  • 1: guidance or supervision of action or conduct : management
  • 2. archaic : superscription
  • 3a : an explicit instruction : order
b : assistance in pointing out the proper route —usually used in plural <asked for directions to the beach>
  • 4: the line or course on which something is moving or is aimed to move or along which something is pointing or facing
  • 5. archaic : directorate
  • 6a : a channel or direct course of thought or action
b : tendency, trend
c : a guiding, governing, or motivating purpose
b : a word, phrase, or sign indicating the appropriate tempo, mood, or intensity of a passage or movement in music

For lessons on the related topic of Guidance, follow this link.


Direction is the information contained in the relative position of one point with respect to another point without the distance information.
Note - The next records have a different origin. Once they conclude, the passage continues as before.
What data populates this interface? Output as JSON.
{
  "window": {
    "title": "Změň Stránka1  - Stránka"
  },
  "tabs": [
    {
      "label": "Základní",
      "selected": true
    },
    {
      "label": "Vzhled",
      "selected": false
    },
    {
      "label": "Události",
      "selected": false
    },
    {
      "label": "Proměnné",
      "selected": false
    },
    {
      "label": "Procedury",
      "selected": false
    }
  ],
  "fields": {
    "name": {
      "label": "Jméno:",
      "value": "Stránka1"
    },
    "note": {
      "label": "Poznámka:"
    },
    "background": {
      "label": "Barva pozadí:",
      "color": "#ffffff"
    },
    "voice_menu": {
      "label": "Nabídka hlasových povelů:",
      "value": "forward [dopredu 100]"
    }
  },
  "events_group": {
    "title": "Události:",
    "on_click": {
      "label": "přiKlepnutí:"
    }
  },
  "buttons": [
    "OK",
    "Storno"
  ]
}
Directions may be either relative to some indicated reference (the violins in a full orchestra are typically seated to the left of the conductor), or absolute according to some previously agreed upon frame of reference (New York City lies due west of Madrid). Direction is often indicated manually by an extended index finger or written as an arrow. On a vertically oriented sign representing a horizontal plane, such as a road sign, "forward" is usually indicated by an upward arrow. Mathematically, direction may be uniquely specified by a unit vector in a given basis, or equivalently by the angles made by the most direct path with respect to a specified set of axes.